▶ [Exercise directions]: Could you return every line of the records below that contains the word "true"?

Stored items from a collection
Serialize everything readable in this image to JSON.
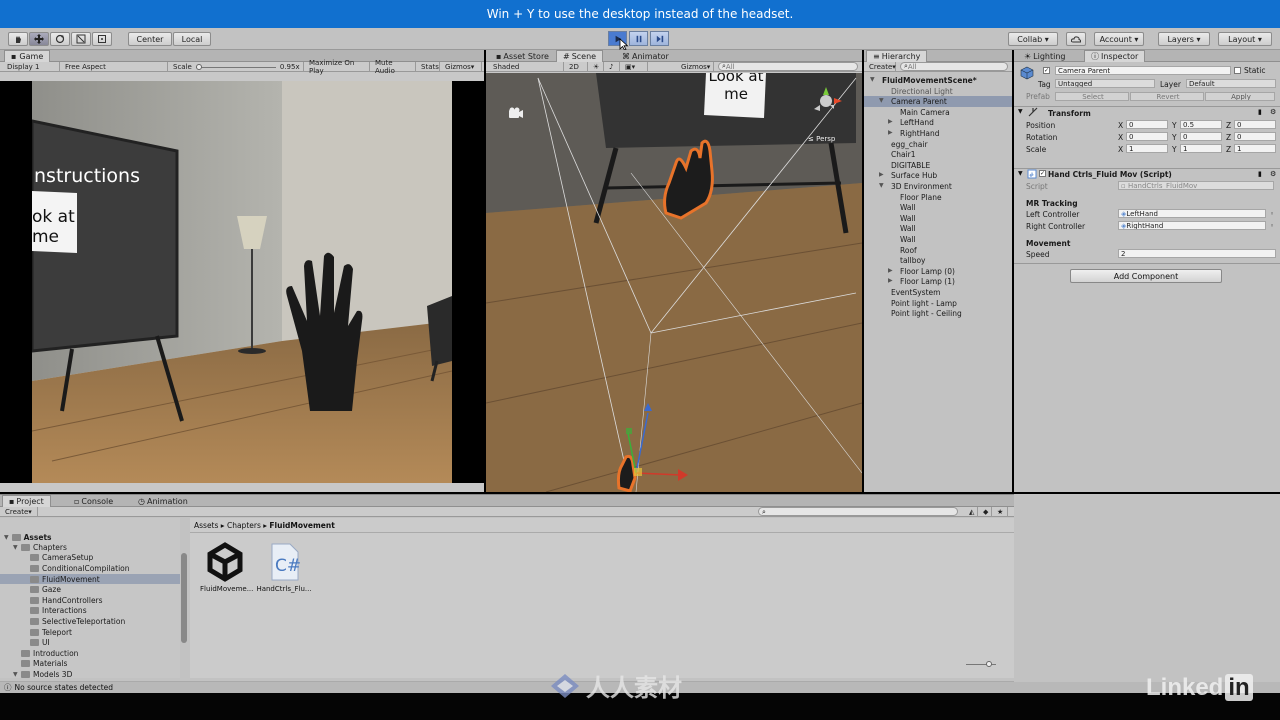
{
  "banner": {
    "text": "Win + Y to use the desktop instead of the headset."
  },
  "toolbar": {
    "pivot": "Center",
    "space": "Local",
    "collab": "Collab",
    "account": "Account",
    "layers": "Layers",
    "layout": "Layout"
  },
  "game": {
    "tab": "Game",
    "display": "Display 1",
    "aspect": "Free Aspect",
    "scale_label": "Scale",
    "scale_value": "0.95",
    "maximize": "Maximize On Play",
    "mute": "Mute Audio",
    "stats": "Stats",
    "gizmos": "Gizmos",
    "board_title": "nstructions",
    "card_line1": "ok at",
    "card_line2": "me"
  },
  "scene": {
    "tabs": [
      "Asset Store",
      "Scene",
      "Animator"
    ],
    "shaded": "Shaded",
    "mode2d": "2D",
    "gizmos": "Gizmos",
    "search": "All",
    "persp": "Persp",
    "card_line1": "Look at",
    "card_line2": "me"
  },
  "hierarchy": {
    "tab": "Hierarchy",
    "create": "Create",
    "search": "All",
    "items": [
      {
        "label": "FluidMovementScene*",
        "depth": 0,
        "bold": true,
        "expander": "open"
      },
      {
        "label": "Directional Light",
        "depth": 1,
        "dim": true
      },
      {
        "label": "Camera Parent",
        "depth": 1,
        "selected": true,
        "expander": "open"
      },
      {
        "label": "Main Camera",
        "depth": 2
      },
      {
        "label": "LeftHand",
        "depth": 2,
        "expander": "closed"
      },
      {
        "label": "RightHand",
        "depth": 2,
        "expander": "closed"
      },
      {
        "label": "egg_chair",
        "depth": 1
      },
      {
        "label": "Chair1",
        "depth": 1
      },
      {
        "label": "DIGITABLE",
        "depth": 1
      },
      {
        "label": "Surface Hub",
        "depth": 1,
        "expander": "closed"
      },
      {
        "label": "3D Environment",
        "depth": 1,
        "expander": "open"
      },
      {
        "label": "Floor Plane",
        "depth": 2
      },
      {
        "label": "Wall",
        "depth": 2
      },
      {
        "label": "Wall",
        "depth": 2
      },
      {
        "label": "Wall",
        "depth": 2
      },
      {
        "label": "Wall",
        "depth": 2
      },
      {
        "label": "Roof",
        "depth": 2
      },
      {
        "label": "tallboy",
        "depth": 2
      },
      {
        "label": "Floor Lamp (0)",
        "depth": 2,
        "expander": "closed"
      },
      {
        "label": "Floor Lamp (1)",
        "depth": 2,
        "expander": "closed"
      },
      {
        "label": "EventSystem",
        "depth": 1
      },
      {
        "label": "Point light - Lamp",
        "depth": 1
      },
      {
        "label": "Point light - Ceiling",
        "depth": 1
      }
    ]
  },
  "inspector": {
    "tabs": [
      "Lighting",
      "Inspector"
    ],
    "object_name": "Camera Parent",
    "static": "Static",
    "tag_label": "Tag",
    "tag_value": "Untagged",
    "layer_label": "Layer",
    "layer_value": "Default",
    "prefab_label": "Prefab",
    "prefab_select": "Select",
    "prefab_revert": "Revert",
    "prefab_apply": "Apply",
    "transform": {
      "title": "Transform",
      "rows": [
        {
          "label": "Position",
          "x": "0",
          "y": "0.5",
          "z": "0"
        },
        {
          "label": "Rotation",
          "x": "0",
          "y": "0",
          "z": "0"
        },
        {
          "label": "Scale",
          "x": "1",
          "y": "1",
          "z": "1"
        }
      ]
    },
    "script_component": {
      "title": "Hand Ctrls_Fluid Mov (Script)",
      "script_label": "Script",
      "script_value": "HandCtrls_FluidMov",
      "section_tracking": "MR Tracking",
      "left_label": "Left Controller",
      "left_value": "LeftHand",
      "right_label": "Right Controller",
      "right_value": "RightHand",
      "section_movement": "Movement",
      "speed_label": "Speed",
      "speed_value": "2"
    },
    "add_component": "Add Component"
  },
  "project": {
    "tabs": [
      "Project",
      "Console",
      "Animation"
    ],
    "create": "Create",
    "root": "Assets",
    "tree": [
      {
        "label": "Chapters",
        "depth": 1,
        "expander": "open"
      },
      {
        "label": "CameraSetup",
        "depth": 2
      },
      {
        "label": "ConditionalCompilation",
        "depth": 2
      },
      {
        "label": "FluidMovement",
        "depth": 2,
        "selected": true
      },
      {
        "label": "Gaze",
        "depth": 2
      },
      {
        "label": "HandControllers",
        "depth": 2
      },
      {
        "label": "Interactions",
        "depth": 2
      },
      {
        "label": "SelectiveTeleportation",
        "depth": 2
      },
      {
        "label": "Teleport",
        "depth": 2
      },
      {
        "label": "UI",
        "depth": 2
      },
      {
        "label": "Introduction",
        "depth": 1
      },
      {
        "label": "Materials",
        "depth": 1
      },
      {
        "label": "Models 3D",
        "depth": 1,
        "expander": "open"
      }
    ],
    "breadcrumb": [
      "Assets",
      "Chapters",
      "FluidMovement"
    ],
    "assets": [
      {
        "label": "FluidMoveme...",
        "icon": "unity-scene-icon"
      },
      {
        "label": "HandCtrls_Flu...",
        "icon": "csharp-script-icon"
      }
    ]
  },
  "status": {
    "text": "No source states detected"
  },
  "overlay": {
    "watermark": "人人素材",
    "brand": "Linked",
    "brand_in": "in"
  },
  "colors": {
    "banner": "#1170cf",
    "selection": "#8f9aaf",
    "play_active": "#4a7bd0",
    "highlight_orange": "#e8732a"
  }
}
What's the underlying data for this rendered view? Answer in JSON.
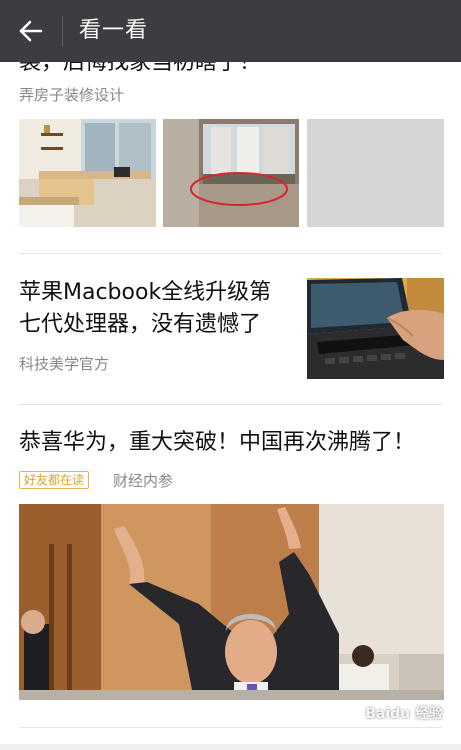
{
  "header": {
    "title": "看一看",
    "back_icon": "arrow-left-icon"
  },
  "articles": [
    {
      "title_partial": "装，后悔找家当初瞎了！",
      "source": "弄房子装修设计"
    },
    {
      "title": "苹果Macbook全线升级第七代处理器，没有遗憾了",
      "title_line1": "苹果Macbook全线升级第",
      "title_line2": "七代处理器，没有遗憾了",
      "source": "科技美学官方"
    },
    {
      "title": "恭喜华为，重大突破！中国再次沸腾了！",
      "badge": "好友都在读",
      "source": "财经内参"
    }
  ],
  "watermark": "Baidu 经验",
  "colors": {
    "header_bg": "#3b3d40",
    "badge": "#e1a12a"
  }
}
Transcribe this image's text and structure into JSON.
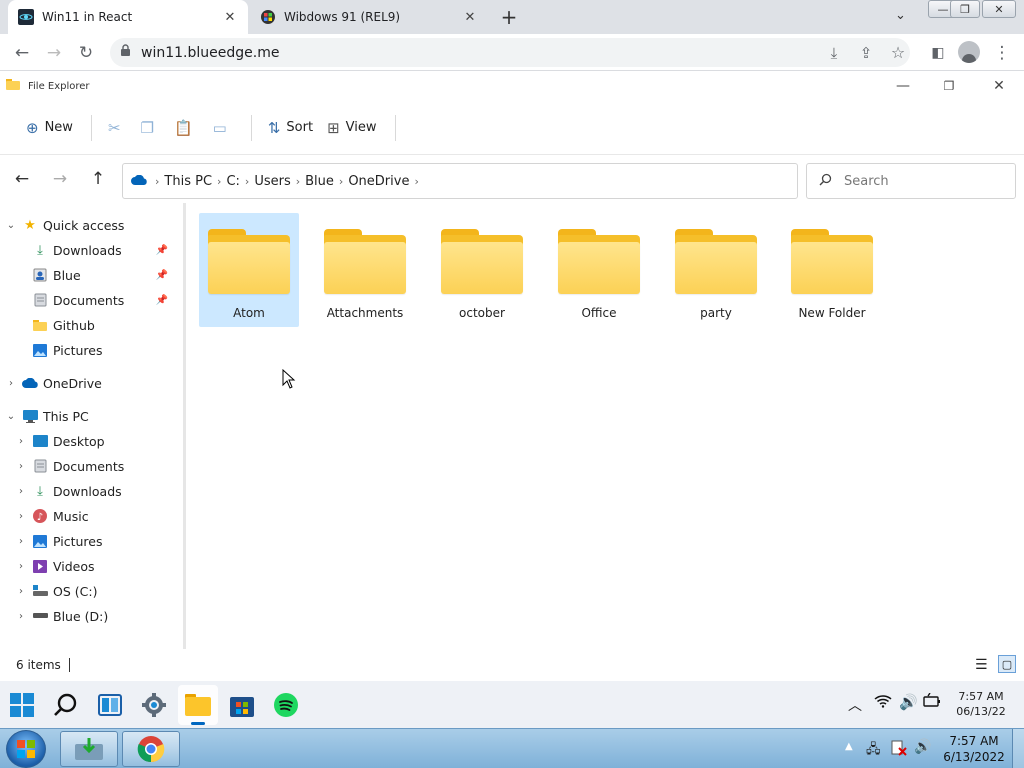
{
  "browser": {
    "tabs": [
      {
        "title": "Win11 in React",
        "active": true
      },
      {
        "title": "Wibdows 91 (REL9)",
        "active": false
      }
    ],
    "url": "win11.blueedge.me"
  },
  "explorer": {
    "window_title": "File Explorer",
    "ribbon": {
      "new_label": "New",
      "sort_label": "Sort",
      "view_label": "View"
    },
    "breadcrumb": [
      "This PC",
      "C:",
      "Users",
      "Blue",
      "OneDrive"
    ],
    "search_placeholder": "Search",
    "sidebar": {
      "quick_access": "Quick access",
      "quick_items": [
        "Downloads",
        "Blue",
        "Documents",
        "Github",
        "Pictures"
      ],
      "onedrive": "OneDrive",
      "this_pc": "This PC",
      "pc_items": [
        "Desktop",
        "Documents",
        "Downloads",
        "Music",
        "Pictures",
        "Videos",
        "OS (C:)",
        "Blue (D:)"
      ]
    },
    "folders": [
      "Atom",
      "Attachments",
      "october",
      "Office",
      "party",
      "New Folder"
    ],
    "selected_folder": "Atom",
    "status": "6 items"
  },
  "win11_taskbar": {
    "time": "7:57 AM",
    "date": "06/13/22"
  },
  "win7_taskbar": {
    "time": "7:57 AM",
    "date": "6/13/2022"
  },
  "colors": {
    "folder": "#fcd155",
    "selection": "#cce8ff",
    "accent": "#0078d4"
  }
}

▶ [Response below]:
        "bold": true,
        "dim": true
        "selected": true,
        "selected": true
        "active": true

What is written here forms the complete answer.